The problem was solved by Hadi Moshayedi.
The hard nut is, of course, initializing in constant time an array of size n. We can try to keep track of a set of indexes that are initialized. This reduces the problem to implementing a set of integers that supports make_empty, insert, and contains operations in constant time.
- array_init: allocate an array of size n, make an empty set
- array_set: set the element in the array and insert the index in the set of indexes
- array_get: if the index is not in the set return the default value, otherwise read from the array
It remains now to see how to implement such a set. A hash-table is not good because it is randomized (and many implementations offer only amortized constant time). A bitmap does insert and contains in constant time, but we can't make an empty set quickly. A list of integers can do insert and make_empty in constant time, but we can't determine quickly if an integer is in the list. Can we get the best of both? Yes, with two tricks:
- If we represent the list as an array plus a counter then we can index it quickly. So we might be able to do the contains operation in constant time if we know where to look.

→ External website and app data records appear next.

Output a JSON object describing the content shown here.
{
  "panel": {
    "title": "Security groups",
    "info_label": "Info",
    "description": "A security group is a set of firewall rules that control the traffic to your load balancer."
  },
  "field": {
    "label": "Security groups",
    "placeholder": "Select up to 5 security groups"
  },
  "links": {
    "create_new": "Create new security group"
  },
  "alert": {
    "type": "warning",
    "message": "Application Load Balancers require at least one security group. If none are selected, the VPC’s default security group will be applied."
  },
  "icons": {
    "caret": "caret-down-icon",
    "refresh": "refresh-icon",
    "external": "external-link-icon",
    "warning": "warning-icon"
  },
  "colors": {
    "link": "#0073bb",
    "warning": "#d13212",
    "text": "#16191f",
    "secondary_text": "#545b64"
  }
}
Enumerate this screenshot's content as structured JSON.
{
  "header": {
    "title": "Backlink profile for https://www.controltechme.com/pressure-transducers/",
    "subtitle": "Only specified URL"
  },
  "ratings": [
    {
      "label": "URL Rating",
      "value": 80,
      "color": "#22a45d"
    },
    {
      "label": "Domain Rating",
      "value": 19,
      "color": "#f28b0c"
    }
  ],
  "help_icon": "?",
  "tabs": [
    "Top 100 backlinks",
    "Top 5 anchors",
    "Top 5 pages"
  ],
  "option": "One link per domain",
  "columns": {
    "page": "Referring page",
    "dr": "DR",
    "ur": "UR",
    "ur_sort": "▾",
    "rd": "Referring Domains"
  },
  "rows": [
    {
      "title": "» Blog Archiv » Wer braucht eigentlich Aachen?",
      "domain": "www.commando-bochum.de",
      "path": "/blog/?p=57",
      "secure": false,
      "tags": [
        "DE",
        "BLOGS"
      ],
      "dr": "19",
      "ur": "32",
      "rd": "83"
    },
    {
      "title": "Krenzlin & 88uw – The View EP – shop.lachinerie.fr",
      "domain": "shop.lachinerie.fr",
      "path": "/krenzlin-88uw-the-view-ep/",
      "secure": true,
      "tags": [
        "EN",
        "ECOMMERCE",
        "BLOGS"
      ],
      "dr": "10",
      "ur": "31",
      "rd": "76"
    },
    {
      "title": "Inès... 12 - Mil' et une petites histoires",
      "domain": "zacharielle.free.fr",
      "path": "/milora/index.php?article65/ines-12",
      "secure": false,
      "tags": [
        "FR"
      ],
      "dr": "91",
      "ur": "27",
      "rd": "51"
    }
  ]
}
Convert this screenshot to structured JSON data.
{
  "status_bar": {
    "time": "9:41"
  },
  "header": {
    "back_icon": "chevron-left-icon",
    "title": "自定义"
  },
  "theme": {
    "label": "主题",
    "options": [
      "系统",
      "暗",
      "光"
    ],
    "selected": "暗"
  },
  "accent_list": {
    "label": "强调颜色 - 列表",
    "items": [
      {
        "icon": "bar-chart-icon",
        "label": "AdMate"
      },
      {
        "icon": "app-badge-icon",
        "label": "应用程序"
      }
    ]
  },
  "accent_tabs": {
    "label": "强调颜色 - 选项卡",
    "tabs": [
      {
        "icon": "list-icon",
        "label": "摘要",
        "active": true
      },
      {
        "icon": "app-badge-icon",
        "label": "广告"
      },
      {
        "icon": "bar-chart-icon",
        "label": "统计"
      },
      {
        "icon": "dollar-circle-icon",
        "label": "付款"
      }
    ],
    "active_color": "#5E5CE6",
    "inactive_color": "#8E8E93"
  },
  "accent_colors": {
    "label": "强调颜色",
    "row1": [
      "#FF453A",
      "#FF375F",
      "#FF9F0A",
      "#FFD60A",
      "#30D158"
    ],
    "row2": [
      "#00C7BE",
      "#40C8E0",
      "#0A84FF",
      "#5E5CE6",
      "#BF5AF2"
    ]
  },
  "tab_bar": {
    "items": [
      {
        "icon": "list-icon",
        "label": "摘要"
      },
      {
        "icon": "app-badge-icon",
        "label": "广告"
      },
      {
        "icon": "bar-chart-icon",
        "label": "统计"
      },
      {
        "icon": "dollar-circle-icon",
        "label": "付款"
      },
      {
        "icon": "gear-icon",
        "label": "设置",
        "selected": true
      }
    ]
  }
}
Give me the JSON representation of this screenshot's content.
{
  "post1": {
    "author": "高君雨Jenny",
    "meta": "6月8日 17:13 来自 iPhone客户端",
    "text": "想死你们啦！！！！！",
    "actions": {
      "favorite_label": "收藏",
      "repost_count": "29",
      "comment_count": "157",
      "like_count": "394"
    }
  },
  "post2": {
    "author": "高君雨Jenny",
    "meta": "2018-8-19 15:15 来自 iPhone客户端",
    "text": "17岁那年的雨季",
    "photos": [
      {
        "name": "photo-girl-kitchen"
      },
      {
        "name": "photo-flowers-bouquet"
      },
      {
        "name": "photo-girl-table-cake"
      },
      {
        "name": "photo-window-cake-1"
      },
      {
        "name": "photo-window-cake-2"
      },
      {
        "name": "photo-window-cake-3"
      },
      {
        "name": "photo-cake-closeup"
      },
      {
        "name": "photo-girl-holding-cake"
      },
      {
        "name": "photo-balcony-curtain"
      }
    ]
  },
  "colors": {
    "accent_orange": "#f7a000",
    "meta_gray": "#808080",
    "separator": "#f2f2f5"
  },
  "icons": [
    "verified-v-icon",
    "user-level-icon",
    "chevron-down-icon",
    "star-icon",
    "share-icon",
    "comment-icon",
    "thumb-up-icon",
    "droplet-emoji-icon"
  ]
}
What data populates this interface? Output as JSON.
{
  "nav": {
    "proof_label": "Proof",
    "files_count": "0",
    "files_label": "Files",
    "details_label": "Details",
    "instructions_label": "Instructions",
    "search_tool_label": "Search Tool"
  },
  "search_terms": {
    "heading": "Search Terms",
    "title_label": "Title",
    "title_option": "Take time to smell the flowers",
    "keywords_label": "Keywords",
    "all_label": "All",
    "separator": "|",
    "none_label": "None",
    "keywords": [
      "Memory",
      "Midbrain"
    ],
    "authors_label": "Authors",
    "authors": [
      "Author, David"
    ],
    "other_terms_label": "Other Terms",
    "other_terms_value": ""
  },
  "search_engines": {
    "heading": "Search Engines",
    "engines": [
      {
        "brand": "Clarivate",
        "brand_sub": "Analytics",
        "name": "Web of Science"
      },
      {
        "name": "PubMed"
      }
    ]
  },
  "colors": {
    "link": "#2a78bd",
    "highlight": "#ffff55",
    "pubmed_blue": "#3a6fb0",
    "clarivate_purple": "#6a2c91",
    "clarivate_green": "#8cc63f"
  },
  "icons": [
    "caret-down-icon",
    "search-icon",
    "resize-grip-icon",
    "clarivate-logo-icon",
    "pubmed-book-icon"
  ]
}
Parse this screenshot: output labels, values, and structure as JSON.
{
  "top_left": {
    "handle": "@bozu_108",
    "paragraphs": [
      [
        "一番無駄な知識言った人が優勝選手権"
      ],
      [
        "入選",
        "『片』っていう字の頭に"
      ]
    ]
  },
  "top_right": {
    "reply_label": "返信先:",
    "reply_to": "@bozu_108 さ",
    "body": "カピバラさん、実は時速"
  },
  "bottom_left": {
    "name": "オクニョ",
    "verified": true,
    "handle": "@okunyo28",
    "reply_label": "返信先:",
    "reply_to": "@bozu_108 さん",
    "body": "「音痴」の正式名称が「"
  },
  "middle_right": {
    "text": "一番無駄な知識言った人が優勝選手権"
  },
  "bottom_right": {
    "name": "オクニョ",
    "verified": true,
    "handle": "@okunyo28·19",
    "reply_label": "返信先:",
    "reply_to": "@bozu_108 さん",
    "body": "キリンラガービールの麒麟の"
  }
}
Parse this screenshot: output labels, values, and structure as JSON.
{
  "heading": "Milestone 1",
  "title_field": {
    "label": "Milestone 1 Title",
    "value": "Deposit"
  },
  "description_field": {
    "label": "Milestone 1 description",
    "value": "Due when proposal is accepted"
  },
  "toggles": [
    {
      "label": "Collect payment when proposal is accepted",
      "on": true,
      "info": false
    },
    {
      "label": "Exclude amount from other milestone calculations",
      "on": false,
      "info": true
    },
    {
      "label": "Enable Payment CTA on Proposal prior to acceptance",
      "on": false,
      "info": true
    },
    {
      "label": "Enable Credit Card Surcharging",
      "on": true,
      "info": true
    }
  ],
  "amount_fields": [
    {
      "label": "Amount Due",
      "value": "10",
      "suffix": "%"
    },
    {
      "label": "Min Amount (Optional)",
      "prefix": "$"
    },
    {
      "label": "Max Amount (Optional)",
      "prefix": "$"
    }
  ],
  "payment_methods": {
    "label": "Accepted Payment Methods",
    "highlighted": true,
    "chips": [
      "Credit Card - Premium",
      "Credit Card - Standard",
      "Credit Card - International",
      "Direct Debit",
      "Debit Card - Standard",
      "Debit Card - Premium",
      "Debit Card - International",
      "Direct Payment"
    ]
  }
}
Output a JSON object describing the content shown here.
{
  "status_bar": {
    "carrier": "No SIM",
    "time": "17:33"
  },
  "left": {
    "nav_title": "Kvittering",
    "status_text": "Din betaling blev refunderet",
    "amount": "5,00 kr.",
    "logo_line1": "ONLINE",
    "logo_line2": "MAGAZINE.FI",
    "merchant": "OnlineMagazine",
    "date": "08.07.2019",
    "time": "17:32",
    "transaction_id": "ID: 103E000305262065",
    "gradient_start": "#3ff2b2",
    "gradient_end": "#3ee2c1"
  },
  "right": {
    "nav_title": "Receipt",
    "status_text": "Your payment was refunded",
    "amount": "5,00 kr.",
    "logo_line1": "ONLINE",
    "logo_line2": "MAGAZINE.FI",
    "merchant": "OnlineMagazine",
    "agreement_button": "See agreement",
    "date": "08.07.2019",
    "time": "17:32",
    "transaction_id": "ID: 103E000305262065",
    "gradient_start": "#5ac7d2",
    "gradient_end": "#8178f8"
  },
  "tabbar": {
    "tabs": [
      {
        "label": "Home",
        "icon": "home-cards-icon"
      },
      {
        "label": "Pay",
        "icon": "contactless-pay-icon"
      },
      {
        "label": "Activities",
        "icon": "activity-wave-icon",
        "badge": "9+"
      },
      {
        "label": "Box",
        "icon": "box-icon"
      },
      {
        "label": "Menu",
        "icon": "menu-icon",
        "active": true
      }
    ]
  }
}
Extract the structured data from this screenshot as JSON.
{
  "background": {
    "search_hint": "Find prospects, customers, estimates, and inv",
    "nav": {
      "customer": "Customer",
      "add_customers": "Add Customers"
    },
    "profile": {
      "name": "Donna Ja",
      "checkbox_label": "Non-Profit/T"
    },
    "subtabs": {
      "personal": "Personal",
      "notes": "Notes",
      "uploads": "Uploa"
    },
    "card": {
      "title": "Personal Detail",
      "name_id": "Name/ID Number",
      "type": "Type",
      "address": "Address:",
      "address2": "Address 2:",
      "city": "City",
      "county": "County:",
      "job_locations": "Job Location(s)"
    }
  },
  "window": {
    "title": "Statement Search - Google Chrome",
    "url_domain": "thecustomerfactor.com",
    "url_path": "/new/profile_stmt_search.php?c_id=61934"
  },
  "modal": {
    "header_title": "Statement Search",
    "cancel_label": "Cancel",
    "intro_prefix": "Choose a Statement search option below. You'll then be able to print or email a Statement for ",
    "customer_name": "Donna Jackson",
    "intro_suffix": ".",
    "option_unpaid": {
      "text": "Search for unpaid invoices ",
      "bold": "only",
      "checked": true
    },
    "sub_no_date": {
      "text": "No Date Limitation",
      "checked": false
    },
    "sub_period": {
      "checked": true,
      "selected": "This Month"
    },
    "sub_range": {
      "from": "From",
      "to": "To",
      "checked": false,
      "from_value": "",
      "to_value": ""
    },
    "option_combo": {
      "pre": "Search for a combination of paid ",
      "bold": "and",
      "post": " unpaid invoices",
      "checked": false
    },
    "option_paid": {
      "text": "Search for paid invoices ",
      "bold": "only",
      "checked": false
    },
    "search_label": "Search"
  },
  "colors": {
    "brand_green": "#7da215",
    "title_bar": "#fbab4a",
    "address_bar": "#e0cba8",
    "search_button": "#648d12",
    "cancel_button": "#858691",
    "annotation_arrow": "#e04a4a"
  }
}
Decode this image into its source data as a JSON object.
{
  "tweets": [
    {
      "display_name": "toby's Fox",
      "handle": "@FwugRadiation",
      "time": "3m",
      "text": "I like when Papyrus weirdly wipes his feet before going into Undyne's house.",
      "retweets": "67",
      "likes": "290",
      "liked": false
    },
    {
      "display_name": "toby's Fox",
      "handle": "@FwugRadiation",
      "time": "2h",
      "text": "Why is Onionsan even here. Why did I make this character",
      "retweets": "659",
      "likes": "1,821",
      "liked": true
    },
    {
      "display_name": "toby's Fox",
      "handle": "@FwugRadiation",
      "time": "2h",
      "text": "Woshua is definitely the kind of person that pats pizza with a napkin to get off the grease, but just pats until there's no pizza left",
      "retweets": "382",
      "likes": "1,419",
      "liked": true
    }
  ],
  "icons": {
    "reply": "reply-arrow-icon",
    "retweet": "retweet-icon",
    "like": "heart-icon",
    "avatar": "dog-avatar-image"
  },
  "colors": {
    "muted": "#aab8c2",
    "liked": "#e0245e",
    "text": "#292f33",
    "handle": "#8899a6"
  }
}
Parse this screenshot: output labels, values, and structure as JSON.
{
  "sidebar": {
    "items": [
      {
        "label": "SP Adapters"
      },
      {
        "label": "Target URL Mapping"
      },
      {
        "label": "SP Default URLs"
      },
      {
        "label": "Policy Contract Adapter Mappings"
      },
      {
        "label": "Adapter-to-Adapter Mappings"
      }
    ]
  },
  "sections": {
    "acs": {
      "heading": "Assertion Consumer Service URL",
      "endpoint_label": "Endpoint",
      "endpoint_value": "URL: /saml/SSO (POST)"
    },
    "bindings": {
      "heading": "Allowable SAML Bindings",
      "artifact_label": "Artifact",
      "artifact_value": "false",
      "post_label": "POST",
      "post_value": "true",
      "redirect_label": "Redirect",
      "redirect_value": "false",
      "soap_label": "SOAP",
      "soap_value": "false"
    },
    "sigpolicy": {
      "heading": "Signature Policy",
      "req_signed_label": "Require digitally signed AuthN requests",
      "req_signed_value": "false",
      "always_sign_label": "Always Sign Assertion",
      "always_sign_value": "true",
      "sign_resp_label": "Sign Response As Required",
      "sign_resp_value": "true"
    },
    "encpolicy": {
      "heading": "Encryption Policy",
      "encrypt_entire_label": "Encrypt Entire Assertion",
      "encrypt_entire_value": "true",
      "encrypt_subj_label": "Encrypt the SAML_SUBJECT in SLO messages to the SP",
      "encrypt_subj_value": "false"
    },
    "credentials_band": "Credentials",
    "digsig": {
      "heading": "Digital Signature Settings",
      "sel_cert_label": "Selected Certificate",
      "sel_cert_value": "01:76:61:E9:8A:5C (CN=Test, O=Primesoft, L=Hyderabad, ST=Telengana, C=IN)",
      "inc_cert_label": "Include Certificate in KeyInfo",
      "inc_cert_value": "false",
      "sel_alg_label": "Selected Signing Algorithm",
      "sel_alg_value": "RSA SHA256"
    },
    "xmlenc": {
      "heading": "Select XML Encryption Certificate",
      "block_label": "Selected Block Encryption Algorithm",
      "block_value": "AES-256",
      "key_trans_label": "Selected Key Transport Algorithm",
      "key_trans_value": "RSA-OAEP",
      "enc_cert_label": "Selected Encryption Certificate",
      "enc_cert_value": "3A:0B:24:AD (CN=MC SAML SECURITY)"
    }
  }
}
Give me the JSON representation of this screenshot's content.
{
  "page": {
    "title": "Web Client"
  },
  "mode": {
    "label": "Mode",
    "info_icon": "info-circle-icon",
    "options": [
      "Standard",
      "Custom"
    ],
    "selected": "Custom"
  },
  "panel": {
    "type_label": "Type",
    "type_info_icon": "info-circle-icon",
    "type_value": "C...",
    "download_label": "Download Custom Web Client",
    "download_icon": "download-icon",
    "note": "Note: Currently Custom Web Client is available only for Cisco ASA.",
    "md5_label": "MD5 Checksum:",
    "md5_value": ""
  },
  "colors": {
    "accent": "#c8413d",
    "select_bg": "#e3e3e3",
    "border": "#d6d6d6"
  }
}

- In a bitmap we don't have to store only bits: We can store the information we need for the previous observation. And here's the crux: If we do so we do not need to initialize it!
I'll leave it here. If you still have trouble writing the code, let me know.
PS: Rustan said he vaguely remembers reading this in Knuth, but he wasn't sure.
Edit: Cosmin pointed me to a more clear explanation. (I didn't read it: It's a bit long.)